Information provided: Begin

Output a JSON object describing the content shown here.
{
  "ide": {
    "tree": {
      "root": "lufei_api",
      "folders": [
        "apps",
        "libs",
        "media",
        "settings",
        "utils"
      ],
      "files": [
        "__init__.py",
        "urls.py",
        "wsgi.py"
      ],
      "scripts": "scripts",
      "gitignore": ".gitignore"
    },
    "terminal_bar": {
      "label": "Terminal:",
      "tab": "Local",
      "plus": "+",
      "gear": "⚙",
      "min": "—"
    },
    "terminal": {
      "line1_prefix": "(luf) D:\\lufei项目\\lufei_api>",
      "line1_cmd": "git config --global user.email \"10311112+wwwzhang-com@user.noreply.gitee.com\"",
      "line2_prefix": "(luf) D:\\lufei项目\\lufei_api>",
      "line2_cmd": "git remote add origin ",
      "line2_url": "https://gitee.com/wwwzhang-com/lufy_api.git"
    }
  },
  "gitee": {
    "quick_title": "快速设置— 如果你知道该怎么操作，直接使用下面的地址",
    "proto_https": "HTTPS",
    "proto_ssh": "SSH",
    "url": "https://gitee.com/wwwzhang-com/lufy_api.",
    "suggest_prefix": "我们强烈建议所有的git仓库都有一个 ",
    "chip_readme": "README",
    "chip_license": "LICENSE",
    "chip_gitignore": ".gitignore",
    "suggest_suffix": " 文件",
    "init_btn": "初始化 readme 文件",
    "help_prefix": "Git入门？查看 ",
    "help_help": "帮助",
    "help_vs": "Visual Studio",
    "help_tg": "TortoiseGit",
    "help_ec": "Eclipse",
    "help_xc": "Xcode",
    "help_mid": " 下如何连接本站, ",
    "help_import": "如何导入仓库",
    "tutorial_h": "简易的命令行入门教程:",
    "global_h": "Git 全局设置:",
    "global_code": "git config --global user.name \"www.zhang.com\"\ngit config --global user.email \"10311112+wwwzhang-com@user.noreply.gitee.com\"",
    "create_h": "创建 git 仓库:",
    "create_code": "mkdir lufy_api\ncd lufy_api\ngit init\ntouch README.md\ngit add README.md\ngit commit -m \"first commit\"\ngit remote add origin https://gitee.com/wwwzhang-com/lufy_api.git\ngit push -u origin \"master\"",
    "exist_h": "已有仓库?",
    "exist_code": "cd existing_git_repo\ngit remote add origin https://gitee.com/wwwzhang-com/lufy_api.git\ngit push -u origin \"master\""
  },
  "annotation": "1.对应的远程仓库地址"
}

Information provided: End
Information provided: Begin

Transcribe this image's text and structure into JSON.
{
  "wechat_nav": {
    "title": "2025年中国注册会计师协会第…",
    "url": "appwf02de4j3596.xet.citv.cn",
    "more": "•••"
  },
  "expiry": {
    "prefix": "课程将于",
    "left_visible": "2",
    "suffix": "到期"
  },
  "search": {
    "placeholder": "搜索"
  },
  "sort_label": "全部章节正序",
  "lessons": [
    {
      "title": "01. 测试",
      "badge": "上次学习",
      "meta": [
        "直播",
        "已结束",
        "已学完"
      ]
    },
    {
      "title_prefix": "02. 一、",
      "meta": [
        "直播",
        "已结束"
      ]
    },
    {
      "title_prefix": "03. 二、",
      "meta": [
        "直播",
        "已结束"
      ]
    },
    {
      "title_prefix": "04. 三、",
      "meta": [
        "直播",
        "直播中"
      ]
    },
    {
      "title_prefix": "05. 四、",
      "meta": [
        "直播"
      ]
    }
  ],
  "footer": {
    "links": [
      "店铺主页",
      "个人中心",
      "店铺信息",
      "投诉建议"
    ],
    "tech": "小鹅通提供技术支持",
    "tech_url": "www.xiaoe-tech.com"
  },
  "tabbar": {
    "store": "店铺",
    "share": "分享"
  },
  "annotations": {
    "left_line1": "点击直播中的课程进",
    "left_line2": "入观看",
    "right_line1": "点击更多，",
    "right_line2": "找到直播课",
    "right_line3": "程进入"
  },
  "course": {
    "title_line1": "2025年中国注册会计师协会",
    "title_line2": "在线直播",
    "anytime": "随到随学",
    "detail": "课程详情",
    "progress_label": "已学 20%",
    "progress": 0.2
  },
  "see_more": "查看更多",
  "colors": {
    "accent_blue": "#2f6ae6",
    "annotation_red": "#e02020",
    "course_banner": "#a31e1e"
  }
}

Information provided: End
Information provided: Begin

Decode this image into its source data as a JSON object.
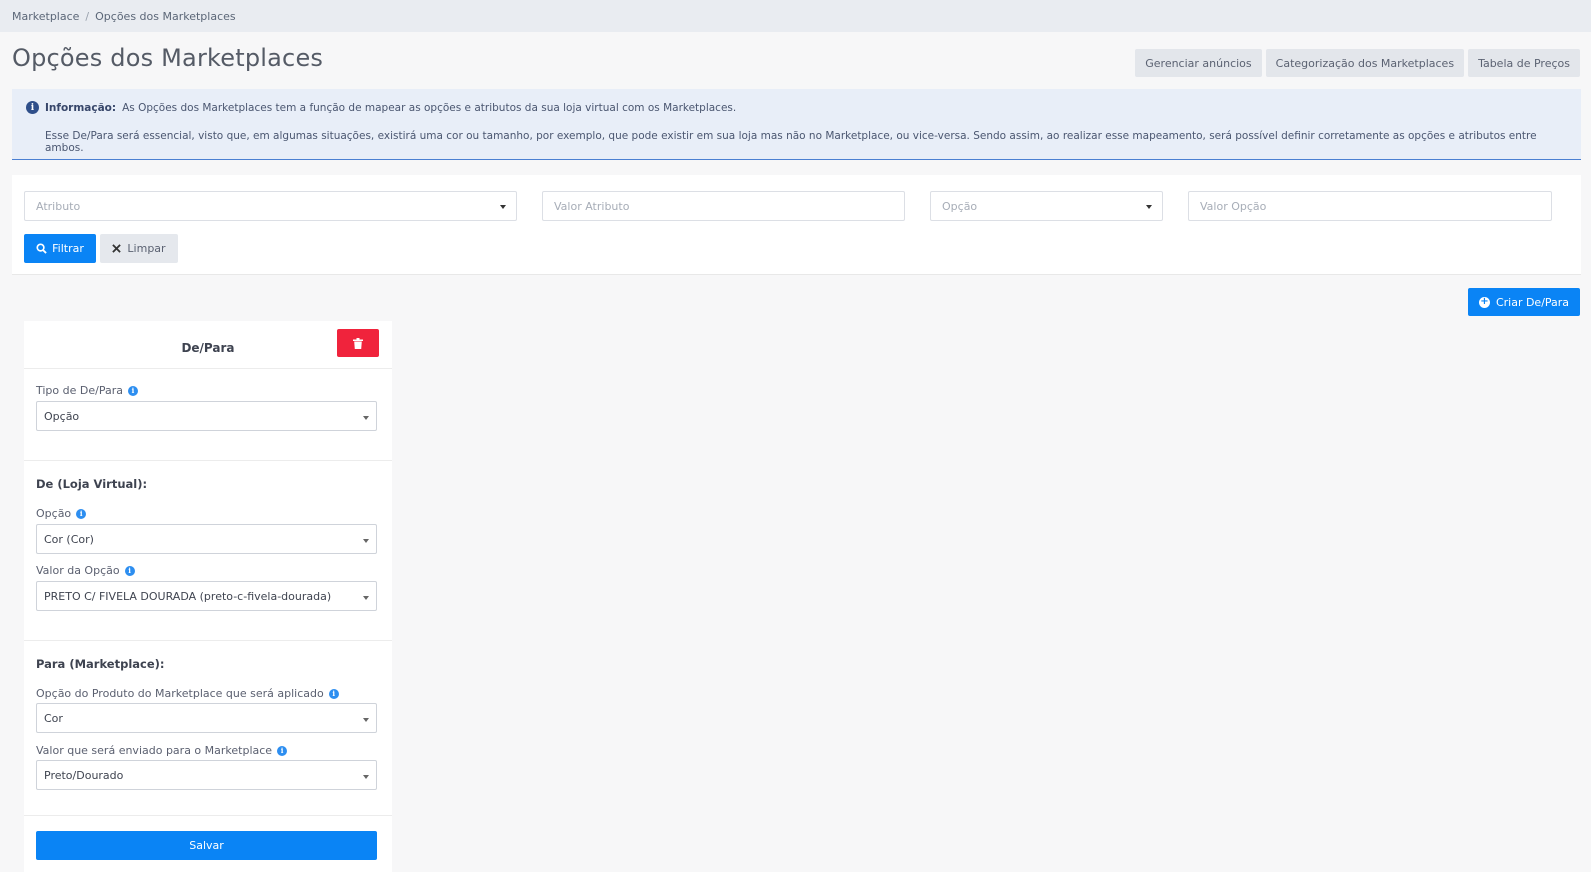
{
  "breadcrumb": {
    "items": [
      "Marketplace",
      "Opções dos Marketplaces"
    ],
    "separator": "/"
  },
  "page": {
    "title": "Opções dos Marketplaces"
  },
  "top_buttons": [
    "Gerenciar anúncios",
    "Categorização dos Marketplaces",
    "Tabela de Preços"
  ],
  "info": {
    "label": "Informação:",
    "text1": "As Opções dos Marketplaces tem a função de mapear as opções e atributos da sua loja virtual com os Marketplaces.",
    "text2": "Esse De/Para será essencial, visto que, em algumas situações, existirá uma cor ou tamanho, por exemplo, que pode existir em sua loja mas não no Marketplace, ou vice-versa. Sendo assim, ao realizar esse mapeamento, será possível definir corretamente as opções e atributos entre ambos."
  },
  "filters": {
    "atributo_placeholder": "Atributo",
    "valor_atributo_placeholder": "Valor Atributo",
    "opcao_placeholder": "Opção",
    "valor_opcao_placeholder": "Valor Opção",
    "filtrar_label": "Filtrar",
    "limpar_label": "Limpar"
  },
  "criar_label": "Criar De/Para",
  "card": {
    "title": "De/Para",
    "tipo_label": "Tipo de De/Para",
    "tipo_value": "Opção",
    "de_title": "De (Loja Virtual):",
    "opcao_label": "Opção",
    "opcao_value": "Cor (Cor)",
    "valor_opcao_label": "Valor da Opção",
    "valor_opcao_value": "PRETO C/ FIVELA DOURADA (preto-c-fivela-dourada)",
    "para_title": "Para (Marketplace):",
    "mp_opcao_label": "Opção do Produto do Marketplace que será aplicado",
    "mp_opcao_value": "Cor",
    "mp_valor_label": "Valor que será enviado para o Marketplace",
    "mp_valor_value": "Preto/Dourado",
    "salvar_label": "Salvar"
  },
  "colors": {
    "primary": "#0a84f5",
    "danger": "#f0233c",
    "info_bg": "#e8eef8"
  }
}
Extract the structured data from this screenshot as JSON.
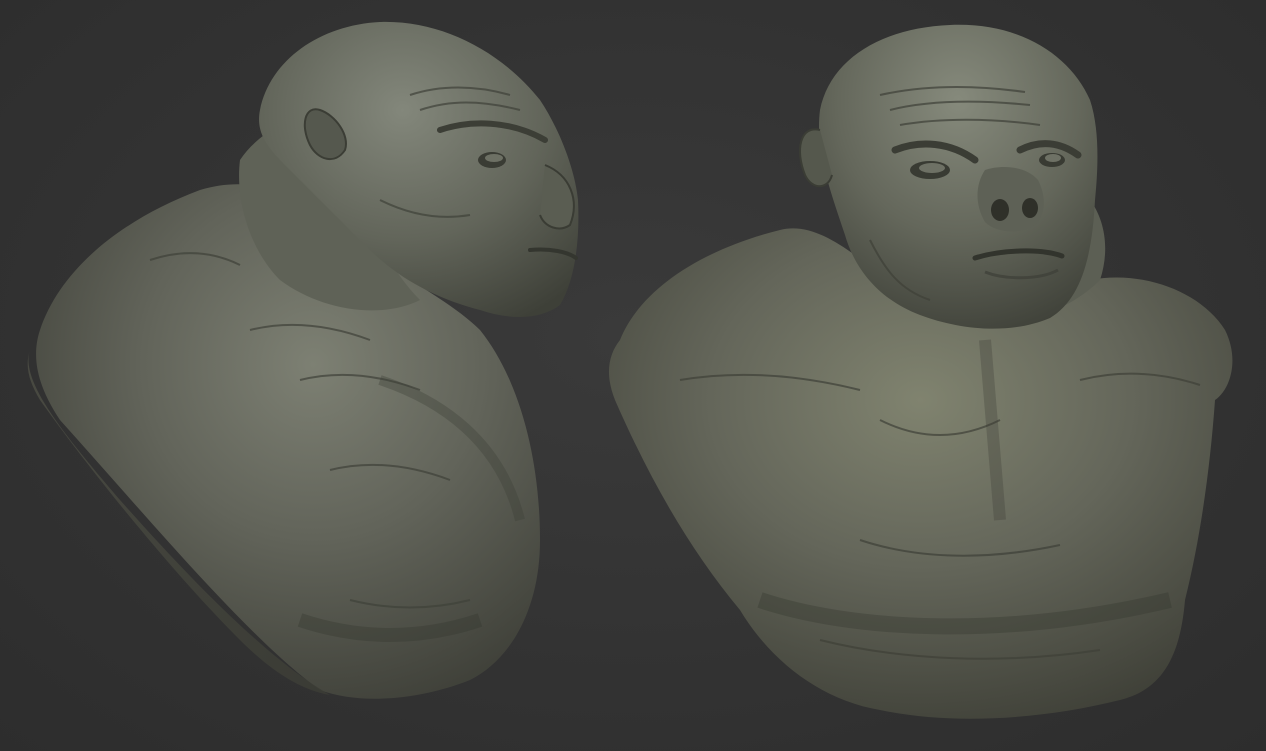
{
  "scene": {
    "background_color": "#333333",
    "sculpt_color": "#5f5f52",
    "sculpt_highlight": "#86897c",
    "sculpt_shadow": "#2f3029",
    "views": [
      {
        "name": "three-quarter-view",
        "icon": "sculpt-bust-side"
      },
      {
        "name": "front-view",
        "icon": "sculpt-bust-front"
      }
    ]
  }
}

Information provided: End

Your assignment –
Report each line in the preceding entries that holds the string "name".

Output of the exercise –
    "global_code": "git config --global user.name \"www.zhang.com\"\ngit config --global user.email \"10311112+wwwzhang-com@user.noreply.gitee.com\"",
        "name": "three-quarter-view",
        "name": "front-view",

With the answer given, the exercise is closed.